Saturday, April 13, 2013

Ambassadors Bearing Gifts

The beauty of the applied Fibonacci Sequence

As Winter has determined Spring's arrival will be on pause...

Sweet Autumn clematis trapped in ice

Not only trapped in ice, my Lapin cherry is suffering peculiar tortures all its own to conform to my evil designs.  See the strings? E-s-p-a-l-i-e-r...

As the Ruler of my own little part of the blogosphere, also the Head Gardener, Chief Cook, and Dog Walker of the Kingdom of Talking to Plants (because frankly there is no one else to talk to and nobody listens anyway...),  AND IT IS TRYING TO SNOW AGAIN!!!

(Jason, You need to up the Gardener Suicide Watch you have secretly implemented on my Kingdom.  Be sure all the hori hori knives, dibbers, and pruners are accounted for and in a safe location.)

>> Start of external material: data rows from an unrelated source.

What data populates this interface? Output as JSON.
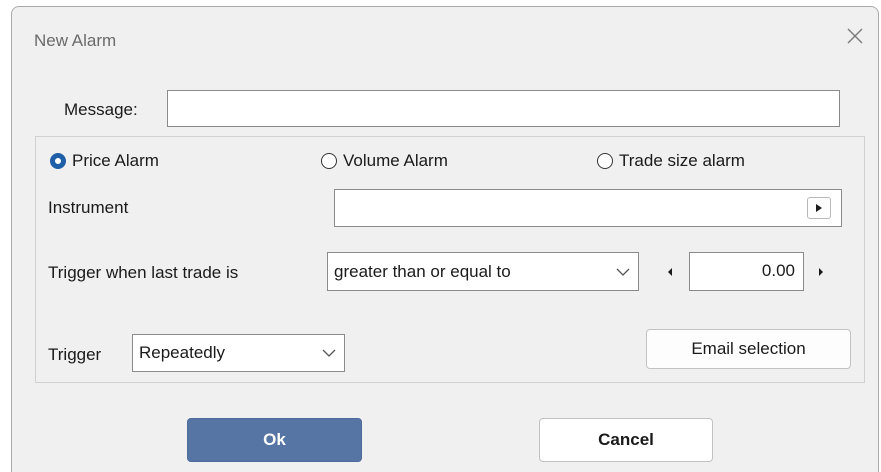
{
  "window": {
    "title": "New Alarm"
  },
  "message": {
    "label": "Message:",
    "value": ""
  },
  "alarm_type": {
    "options": [
      {
        "label": "Price Alarm",
        "selected": true
      },
      {
        "label": "Volume Alarm",
        "selected": false
      },
      {
        "label": "Trade size alarm",
        "selected": false
      }
    ]
  },
  "instrument": {
    "label": "Instrument",
    "value": ""
  },
  "trigger_condition": {
    "label": "Trigger when last trade is",
    "selected": "greater than or equal to",
    "value": "0.00"
  },
  "trigger": {
    "label": "Trigger",
    "selected": "Repeatedly"
  },
  "buttons": {
    "email_selection": "Email selection",
    "ok": "Ok",
    "cancel": "Cancel"
  },
  "colors": {
    "ok_button": "#5674a4",
    "radio_selected": "#1f5fa8",
    "dialog_background": "#f0f0f0"
  },
  "icons": {
    "close": "close-icon",
    "combo_arrow": "chevron-down-icon",
    "instrument_picker": "play-arrow-icon",
    "spin_left": "decrement-arrow-icon",
    "spin_right": "increment-arrow-icon"
  }
}
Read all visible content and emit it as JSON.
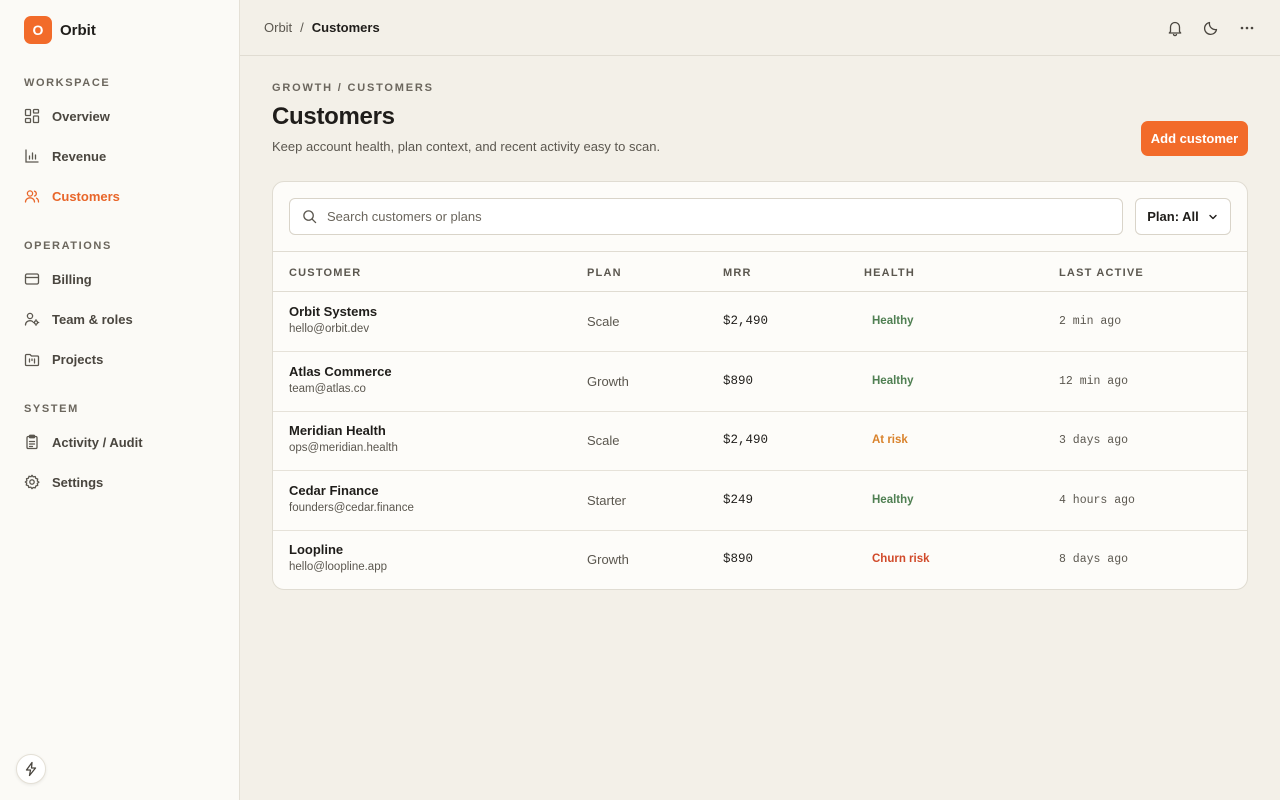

During these overcast and cold days of Sprinter (a new season we have here in the Kingdom of Talking to Plants, declared by the Ruler when we are already six weeks beyond meteorological winter...and our forecast and environs look more like smack-dab in the middle of Winter, except for terribly random minutes of sunshine--which should be announced with the fanfare of those long trumpets (with no keys requiring a lot of lip work to play)-- so no subjects of the Kingdom miss even one errant minute of sunshine, because we are decidedly UV light-deprived as well...

So during these sad times here in the Kingdom we have used this rectangular Magic Looking Glass thingee to visit other kingdoms far and wide in the World of the Blogosphere. 

We have seen corpse flowers in bloom, flowering cherry and almonds, hellebores (all you gardeners who can grow hellebores-- of the non-foetid sort-- may rot in hell), dogwoods, women who recklessly run with delphiniums (!), other nearby kingdoms also caught up in the chilling grip of Sprinter,  and the cheerful and joy-filled daffodil watchers of the kingdom to the north. 

Additionally, Ambassadors from other lands, blue jays, robins, and the like (in addition the the Crown Prince Handsome Son and his Fair Lady) have been visiting the Kingdom of Talking to Plants.  The aforementioned Ambassadors have been treated to two beautiful, dried head of sunflowers, a collaboration between the Head Gardener, Baby Gardener, and Gardening Twins and Our Kingdom's Math Department. 


You get the idea...

The jays are the first I have seen this Sprinter, having been absent all Winter. They showed off their colorful finery to the amazement of the subjects of this grey Kingdom.  A group of 3 (5? very rowdy, spurious, and frenetic) male robins have also provided entertainment in the form of a joust over the wing of a rather dowdy lady robin, however, she seemed to have chosen a choice nesting spot just off my deck.

So entertainment for sunflowers seeds, a fair exchange.  (The Crown Prince desired more substantial fare.)

So reading on the travails of other parts of the Blogosphere, I sometimes desire to reach out and hand another kingdom either this seed or that, or a division of a hosta, or a piece of a clematis.  An ambassador bearing gifts, in the form of pass-along-plants.  Looking around the Kingdom, I realize this has long been a tradition amongst gardeners.

I am open to any and all suggestions for exchanges amongst the Kingdoms of the Blogosphere. 

So what are we gardeners still looking for this Sprinter?  Hankering for seeds of native plants (penstemon digitalis, ligularia dentata or japonica, clematis heraclifolia, etc.), extra heirloom tomato seeds from that packet (because God knows you probably don't need to plant the entire packet-- and like the growing season is even going to be long enough to ripen tomatoes anyway!), a division of a neat-o hosta (should they actually poke up their pointy eyes), a cutting from Clematis Josephine (or any others), some of The Fairy rose?  Something else, piece of a sedum (I think I need to do a feature this next week on the many sedum I have! Check back!)?

Anyone?  What are you looking for?


  1. I don't suppose you have any yellow Oenothera fruticosa? As for me, I can offer all kinds of volunteers or divisions of many plants, mostly native, but I'm guessing you would have all of them already.

    And don't worry, I will arrange for extra precautions. Please hand all your belts and shoelaces to the nice lady.

    If it makes you feel any better, we got a bit of snow this morning, though it didn't stick.

  2. You are looking for the evening primose? I have a perennial variety of oenothera and I have fruticosa in a couple flats I am growing from seed. They are looking very nice. I can send some your way after a bit. I don't have everything, really... but I'll keep my eye open on your blog Jason for something I'd like a cutting of or seed from!